** Exercise description **
Copy out each line of the entries where the word "google" is present.

Website and app data records
|---|

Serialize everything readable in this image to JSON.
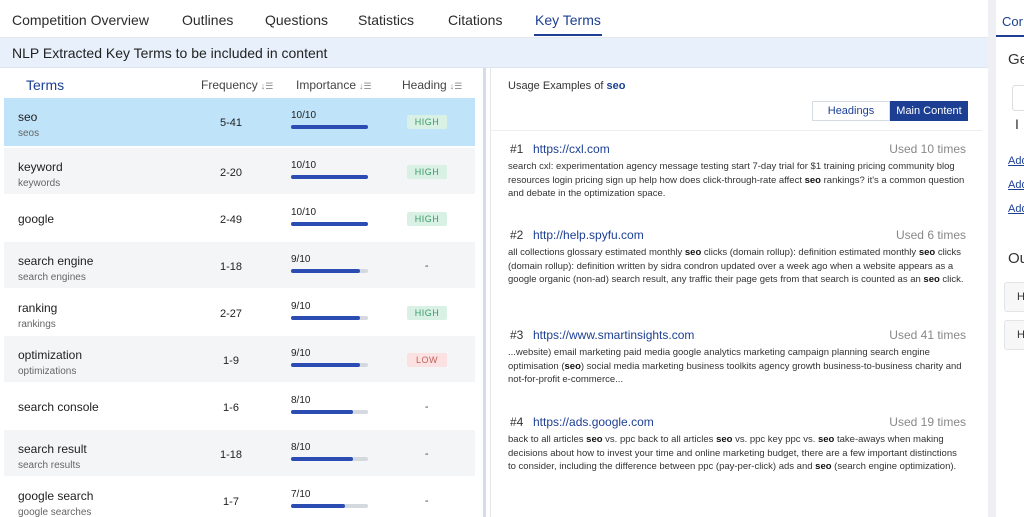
{
  "tabs": [
    {
      "label": "Competition Overview"
    },
    {
      "label": "Outlines"
    },
    {
      "label": "Questions"
    },
    {
      "label": "Statistics"
    },
    {
      "label": "Citations"
    },
    {
      "label": "Key Terms",
      "active": true
    }
  ],
  "banner": "NLP Extracted Key Terms to be included in content",
  "table": {
    "headers": {
      "terms": "Terms",
      "frequency": "Frequency",
      "importance": "Importance",
      "heading": "Heading"
    },
    "rows": [
      {
        "term": "seo",
        "variant": "seos",
        "frequency": "5-41",
        "importance": "10/10",
        "importance_value": 10,
        "heading": "HIGH",
        "heading_kind": "high",
        "selected": true
      },
      {
        "term": "keyword",
        "variant": "keywords",
        "frequency": "2-20",
        "importance": "10/10",
        "importance_value": 10,
        "heading": "HIGH",
        "heading_kind": "high"
      },
      {
        "term": "google",
        "variant": "",
        "frequency": "2-49",
        "importance": "10/10",
        "importance_value": 10,
        "heading": "HIGH",
        "heading_kind": "high"
      },
      {
        "term": "search engine",
        "variant": "search engines",
        "frequency": "1-18",
        "importance": "9/10",
        "importance_value": 9,
        "heading": "-",
        "heading_kind": "dash"
      },
      {
        "term": "ranking",
        "variant": "rankings",
        "frequency": "2-27",
        "importance": "9/10",
        "importance_value": 9,
        "heading": "HIGH",
        "heading_kind": "high"
      },
      {
        "term": "optimization",
        "variant": "optimizations",
        "frequency": "1-9",
        "importance": "9/10",
        "importance_value": 9,
        "heading": "LOW",
        "heading_kind": "low"
      },
      {
        "term": "search console",
        "variant": "",
        "frequency": "1-6",
        "importance": "8/10",
        "importance_value": 8,
        "heading": "-",
        "heading_kind": "dash"
      },
      {
        "term": "search result",
        "variant": "search results",
        "frequency": "1-18",
        "importance": "8/10",
        "importance_value": 8,
        "heading": "-",
        "heading_kind": "dash"
      },
      {
        "term": "google search",
        "variant": "google searches",
        "frequency": "1-7",
        "importance": "7/10",
        "importance_value": 7,
        "heading": "-",
        "heading_kind": "dash"
      }
    ]
  },
  "usage": {
    "title_prefix": "Usage Examples of",
    "term": "seo",
    "toggle": {
      "headings": "Headings",
      "main_content": "Main Content",
      "active": "main_content"
    },
    "examples": [
      {
        "num": "#1",
        "url": "https://cxl.com",
        "used": "Used 10 times",
        "text": "search cxl: experimentation agency message testing start 7-day trial for $1 training pricing community blog resources login pricing sign up help how does click-through-rate affect **seo** rankings? it's a common question and debate in the optimization space."
      },
      {
        "num": "#2",
        "url": "http://help.spyfu.com",
        "used": "Used 6 times",
        "text": "all collections glossary estimated monthly **seo** clicks (domain rollup): definition estimated monthly **seo** clicks (domain rollup): definition written by sidra condron updated over a week ago when a website appears as a google organic (non-ad) search result, any traffic their page gets from that search is counted as an **seo** click."
      },
      {
        "num": "#3",
        "url": "https://www.smartinsights.com",
        "used": "Used 41 times",
        "text": "...website) email marketing paid media google analytics marketing campaign planning search engine optimisation (**seo**) social media marketing business toolkits agency growth business-to-business charity and not-for-profit e-commerce..."
      },
      {
        "num": "#4",
        "url": "https://ads.google.com",
        "used": "Used 19 times",
        "text": "back to all articles **seo** vs. ppc back to all articles **seo** vs. ppc key ppc vs. **seo** take-aways when making decisions about how to invest your time and online marketing budget, there are a few important distinctions to consider, including the difference between ppc (pay-per-click) ads and **seo** (search engine optimization)."
      }
    ]
  },
  "sidebar": {
    "tab": "Cor",
    "ge": "Ge",
    "i": "I",
    "links": [
      "Add",
      "Add",
      "Add"
    ],
    "ou": "Ou",
    "boxes": [
      "H",
      "H"
    ]
  },
  "colors": {
    "accent": "#1c3f94",
    "bar": "#2a4cb3",
    "selected_row": "#bfe3f8",
    "badge_high_bg": "#d9f0e4",
    "badge_low_bg": "#fbe1e1"
  }
}
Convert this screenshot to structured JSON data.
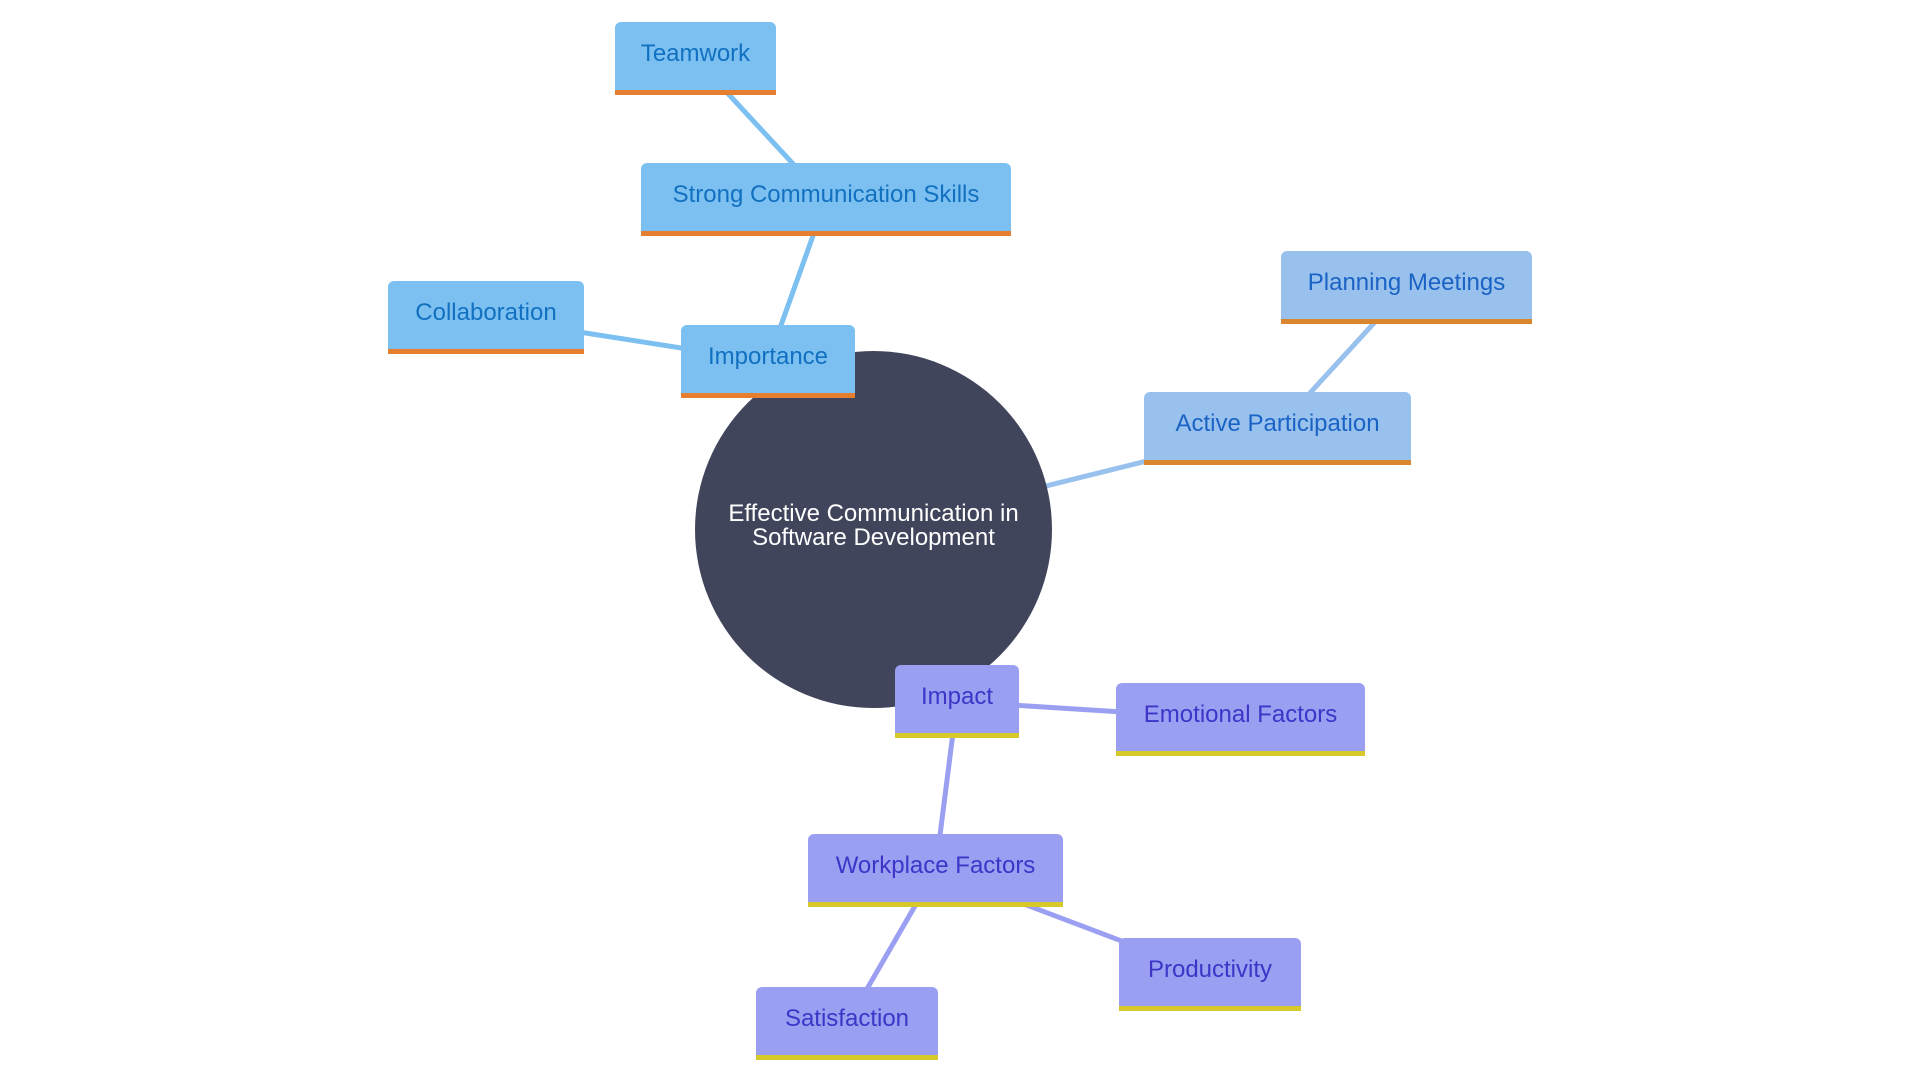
{
  "diagram": {
    "type": "mindmap",
    "root": {
      "id": "root",
      "label_line1": "Effective Communication in",
      "label_line2": "Software Development",
      "color": "#41455c"
    },
    "colors": {
      "importance_branch": {
        "fill": "#7cc0f1",
        "text": "#1170c0",
        "accent": "#e67e30"
      },
      "participation_branch": {
        "fill": "#98c1ee",
        "text": "#1a63c4",
        "accent": "#d9862f"
      },
      "impact_branch": {
        "fill": "#9b9ff2",
        "text": "#3b35c8",
        "accent": "#d8c92a"
      }
    },
    "nodes": {
      "importance": {
        "label": "Importance",
        "parent": "root"
      },
      "strong_comm": {
        "label": "Strong Communication Skills",
        "parent": "importance"
      },
      "teamwork": {
        "label": "Teamwork",
        "parent": "strong_comm"
      },
      "collaboration": {
        "label": "Collaboration",
        "parent": "importance"
      },
      "active_participation": {
        "label": "Active Participation",
        "parent": "root"
      },
      "planning_meetings": {
        "label": "Planning Meetings",
        "parent": "active_participation"
      },
      "impact": {
        "label": "Impact",
        "parent": "root"
      },
      "emotional_factors": {
        "label": "Emotional Factors",
        "parent": "impact"
      },
      "workplace_factors": {
        "label": "Workplace Factors",
        "parent": "impact"
      },
      "productivity": {
        "label": "Productivity",
        "parent": "workplace_factors"
      },
      "satisfaction": {
        "label": "Satisfaction",
        "parent": "workplace_factors"
      }
    }
  }
}
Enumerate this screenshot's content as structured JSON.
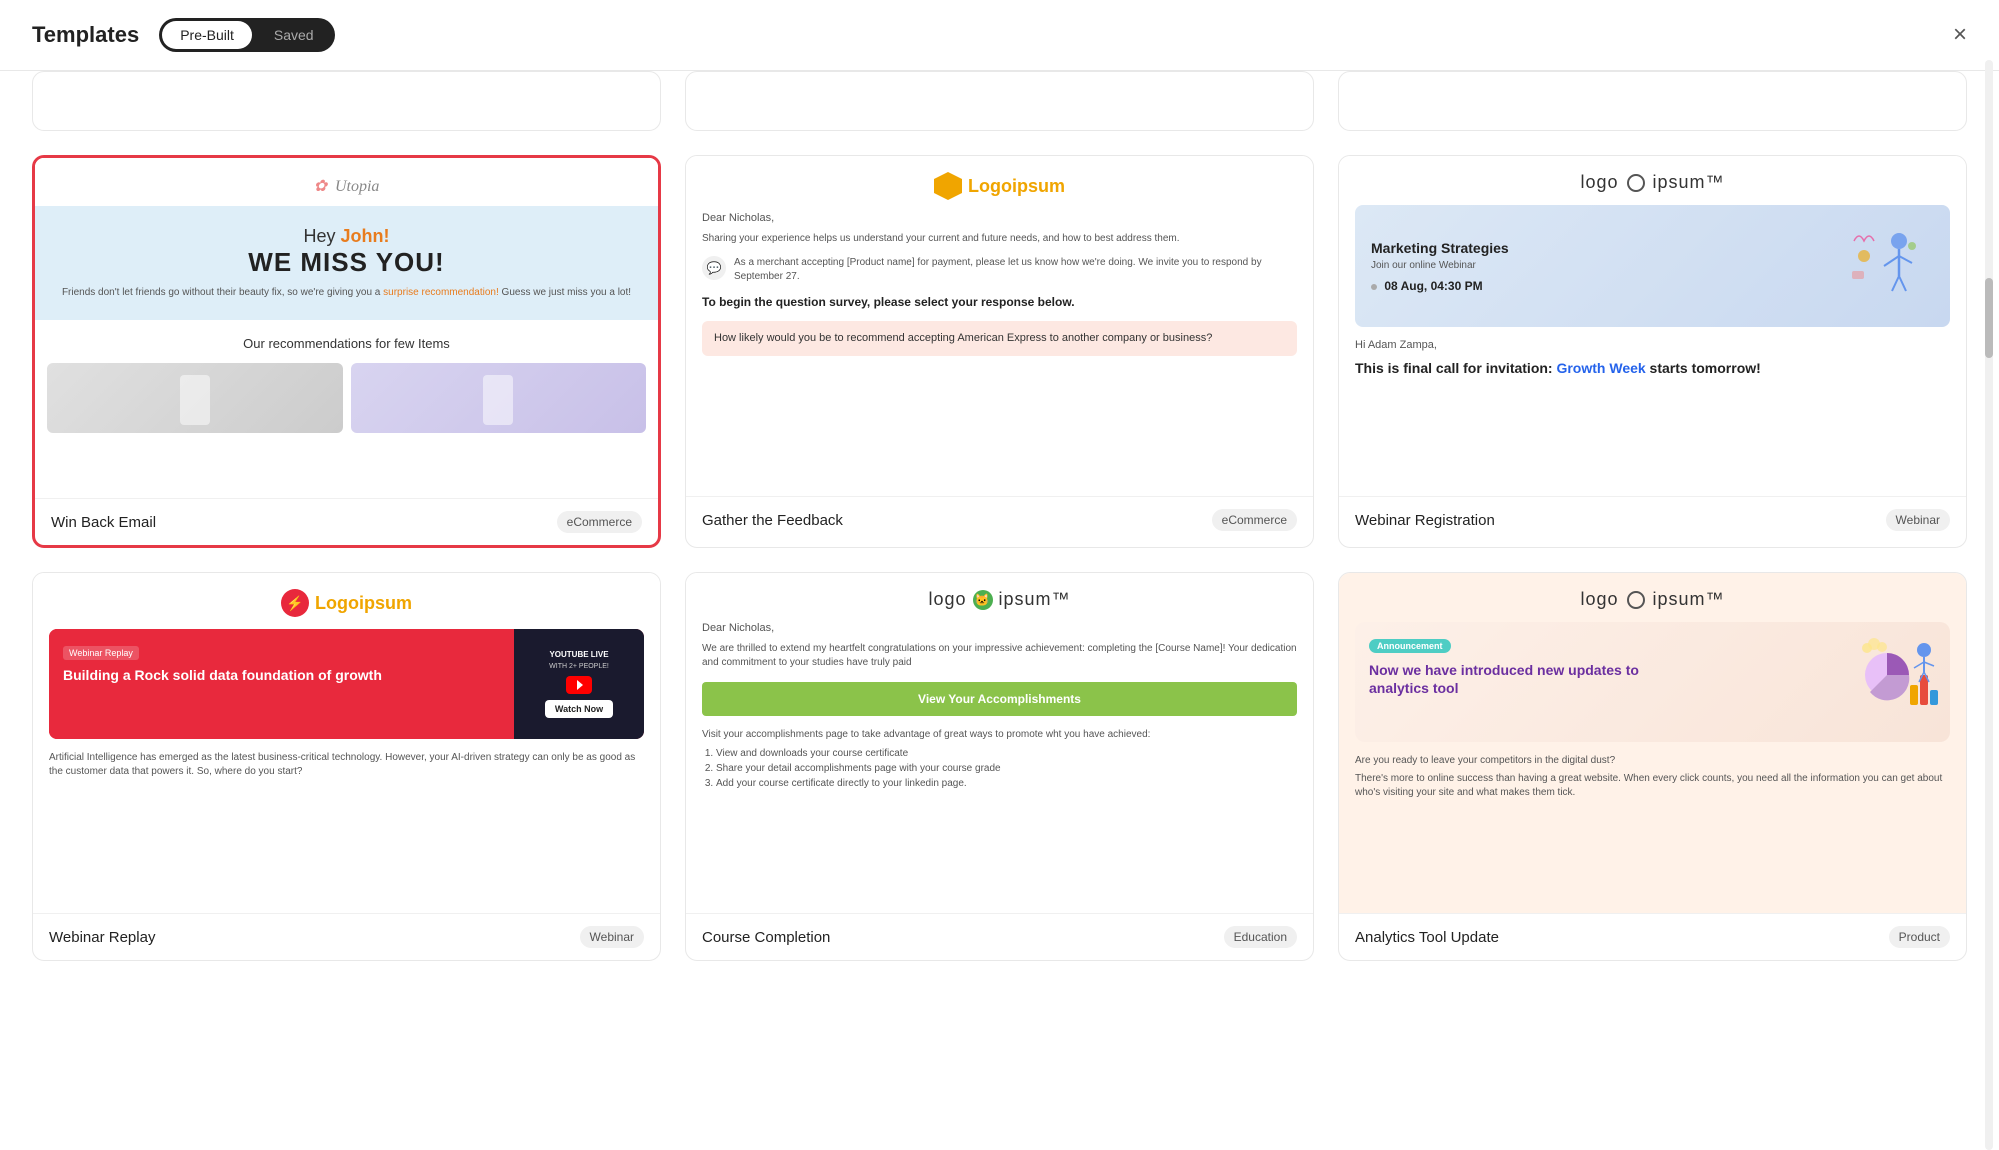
{
  "modal": {
    "title": "Templates",
    "close_label": "×"
  },
  "tabs": {
    "prebuilt": "Pre-Built",
    "saved": "Saved"
  },
  "cards": [
    {
      "id": "win-back-email",
      "title": "Win Back Email",
      "badge": "eCommerce",
      "selected": true,
      "preview_type": "winback"
    },
    {
      "id": "gather-feedback",
      "title": "Gather the Feedback",
      "badge": "eCommerce",
      "selected": false,
      "preview_type": "feedback"
    },
    {
      "id": "webinar-registration",
      "title": "Webinar Registration",
      "badge": "Webinar",
      "selected": false,
      "preview_type": "webinar"
    },
    {
      "id": "webinar-replay",
      "title": "Webinar Replay",
      "badge": "Webinar",
      "selected": false,
      "preview_type": "replay"
    },
    {
      "id": "course-completion",
      "title": "Course Completion",
      "badge": "Education",
      "selected": false,
      "preview_type": "course"
    },
    {
      "id": "analytics-update",
      "title": "Analytics Tool Update",
      "badge": "Product",
      "selected": false,
      "preview_type": "analytics"
    }
  ],
  "winback": {
    "logo_flower": "✿",
    "logo_name": "Utopia",
    "hey_text": "Hey ",
    "name": "John!",
    "miss_text": "WE MISS YOU!",
    "sub_text": "Friends don't let friends go without their beauty fix, so we're giving you a",
    "link_text": "surprise recommendation!",
    "sub_text2": " Guess we just miss you a lot!",
    "recs_title": "Our recommendations for few Items"
  },
  "feedback": {
    "logo_text": "Logo",
    "logo_accent": "ipsum",
    "dear": "Dear Nicholas,",
    "body1": "Sharing your experience helps us understand your current and future needs, and how to best address them.",
    "chat_text": "As a merchant accepting [Product name] for payment, please let us know how we're doing. We invite you to respond by September 27.",
    "question": "To begin the question survey, please select your response below.",
    "answer": "How likely would you be to recommend accepting American Express to another company or business?"
  },
  "webinar": {
    "logo_text": "logo",
    "logo_accent": "ipsum",
    "banner_title": "Marketing Strategies",
    "banner_sub": "Join our online Webinar",
    "banner_date": "08 Aug, 04:30 PM",
    "greeting": "Hi Adam Zampa,",
    "cta_text": "This is final call for invitation: ",
    "cta_accent": "Growth Week",
    "cta_text2": " starts tomorrow!"
  },
  "replay": {
    "logo_text": "Logo",
    "logo_accent": "ipsum",
    "webinar_label": "Webinar Replay",
    "banner_title": "Building a Rock solid data foundation of growth",
    "yt_label": "YOUTUBE LIVE",
    "yt_sub": "WITH 2+ PEOPLE!",
    "watch_btn": "Watch Now",
    "body_text": "Artificial Intelligence has emerged as the latest business-critical technology. However, your AI-driven strategy can only be as good as the customer data that powers it. So, where do you start?"
  },
  "course": {
    "logo_text": "logo",
    "logo_accent": "ipsum",
    "dear": "Dear Nicholas,",
    "body": "We are thrilled to extend my heartfelt congratulations on your impressive achievement: completing the [Course Name]! Your dedication and commitment to your studies have truly paid",
    "btn_text": "View Your Accomplishments",
    "foot_text": "Visit your accomplishments page to take advantage of great ways to promote wht you have achieved:",
    "list_items": [
      "View and downloads your course certificate",
      "Share your detail accomplishments page with your course grade",
      "Add your course certificate directly to your linkedin page."
    ]
  },
  "analytics": {
    "logo_text": "logo",
    "logo_accent": "ipsum",
    "announce": "Announcement",
    "banner_title": "Now we have introduced new updates to analytics tool",
    "foot_text1": "Are you ready to leave your competitors in the digital dust?",
    "foot_text2": "There's more to online success than having a great website. When every click counts, you need all the information you can get about who's visiting your site and what makes them tick."
  }
}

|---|

** Written answer **
        "term": "google",
        "term": "google search",
        "variant": "google searches",
        "text": "all collections glossary estimated monthly **seo** clicks (domain rollup): definition estimated monthly **seo** clicks (domain rollup): definition written by sidra condron updated over a week ago when a website appears as a google organic (non-ad) search result, any traffic their page gets from that search is counted as an **seo** click."
        "text": "...website) email marketing paid media google analytics marketing campaign planning search engine optimisation (**seo**) social media marketing business toolkits agency growth business-to-business charity and not-for-profit e-commerce..."
        "url": "https://ads.google.com",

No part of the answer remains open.